Thus I’ve had to think about writing this post for the past week. I’ve shared my latest news with my family and my church family and my dearest friends and the community of writers I also call friends and my prayer team. Then, after careful consideration and talking to someone who has “been there, done that” over the past year (meaning she has experienced something similar and she chose to blog about it), it seemed worthwhile to be transparent once again. It just might save a life or offer encouragement to someone in the midst of a personal trial of her own.
Therefore, I shared the news with subscribers of my newsletter last night and now have written this blog post for those of you who follow me on Write Thinking or on Facebook and Twitter through these posts.

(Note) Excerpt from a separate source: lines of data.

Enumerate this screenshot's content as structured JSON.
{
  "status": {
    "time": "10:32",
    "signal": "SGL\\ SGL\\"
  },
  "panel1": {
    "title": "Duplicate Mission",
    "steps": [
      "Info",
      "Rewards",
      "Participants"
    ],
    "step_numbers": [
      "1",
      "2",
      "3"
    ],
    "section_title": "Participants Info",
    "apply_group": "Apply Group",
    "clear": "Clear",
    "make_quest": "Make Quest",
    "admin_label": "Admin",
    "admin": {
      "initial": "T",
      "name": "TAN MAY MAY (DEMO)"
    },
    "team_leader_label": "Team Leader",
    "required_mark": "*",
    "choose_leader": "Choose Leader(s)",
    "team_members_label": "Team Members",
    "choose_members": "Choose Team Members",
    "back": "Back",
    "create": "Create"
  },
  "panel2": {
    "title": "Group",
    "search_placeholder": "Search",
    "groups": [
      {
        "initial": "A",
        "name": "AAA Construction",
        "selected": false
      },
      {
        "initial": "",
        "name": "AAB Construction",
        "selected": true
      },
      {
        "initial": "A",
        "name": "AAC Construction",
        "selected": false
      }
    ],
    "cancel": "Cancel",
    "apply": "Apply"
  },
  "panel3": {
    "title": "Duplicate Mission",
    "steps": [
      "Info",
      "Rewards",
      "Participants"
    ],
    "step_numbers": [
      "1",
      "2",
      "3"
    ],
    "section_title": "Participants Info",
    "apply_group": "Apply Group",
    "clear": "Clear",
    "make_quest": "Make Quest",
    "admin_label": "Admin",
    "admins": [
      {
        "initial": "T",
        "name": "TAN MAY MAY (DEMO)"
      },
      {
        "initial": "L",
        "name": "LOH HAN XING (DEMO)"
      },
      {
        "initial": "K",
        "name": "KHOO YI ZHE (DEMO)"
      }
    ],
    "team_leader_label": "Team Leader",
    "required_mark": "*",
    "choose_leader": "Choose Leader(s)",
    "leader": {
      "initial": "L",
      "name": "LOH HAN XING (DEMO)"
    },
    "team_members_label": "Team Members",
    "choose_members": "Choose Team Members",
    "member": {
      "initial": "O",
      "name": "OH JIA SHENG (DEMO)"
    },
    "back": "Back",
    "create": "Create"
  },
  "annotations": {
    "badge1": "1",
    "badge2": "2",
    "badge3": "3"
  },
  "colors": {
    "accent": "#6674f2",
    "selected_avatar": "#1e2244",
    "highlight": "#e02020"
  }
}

I have breast cancer. It was discovered in my annual mammogram. It wouldn’t have been anything I or my doctor could have felt for a long, long time. But because I have consistently had my mammogram every year and the radiologists had plenty of pictures to compare the 2010 films against, a small but obvious change was detected. I was called back for more x-rays and an ultrasound. Then I had a needle biopsy. And on the day before Thanksgiving, I got a call that no one wants to hear: I’ve got cancer.
Which brings me to this question for the ladies: When was your last mammogram? Don’t put it off. It’s so important.
My call from the physician came with good news, too. The cancer was caught early, and there is no reason not to anticipate a full recovery and a long life to follow. Sure, it’s not great to be facing surgery in December and radiation treatments in the new year and some of the possible side effects of the medication the doctor expects to prescribe for me. But all things considered, I can only rejoice at the goodness of God. Already He has shown Himself present in a number of ways as He and I embark on this new adventure together.
I don’t anticipate that I will blog often about this experience on Write Thinking. However, if you would like to follow me and God on this journey, you are welcome to join me over on CaringBridge. You’ll need to enter your email address and choose a password, but nothing else is required. CaringBridge is where I will journal about my experiences back from this diagnosis and my prayer needs. It will allow me not to have to answer many individual emails with the same information. And even if you don’t want to go to CaringBridge, I covet your prayers of faith on my behalf.
In closing, I’ll share the verses God gave to me yesterday:
When I am afraid,
I will put my trust in You.
In God, whose word I praise,
In God I have put my trust;
I shall not be afraid.
What can mere man [or cancer] do to me?
(Psalm 56:3-4, NASB)
I love that transition from “when I am afraid” to “I shall not be afraid.” In God I have put my trust. What can mere cancer do to me?
Now, as ever, in the grip of His grace,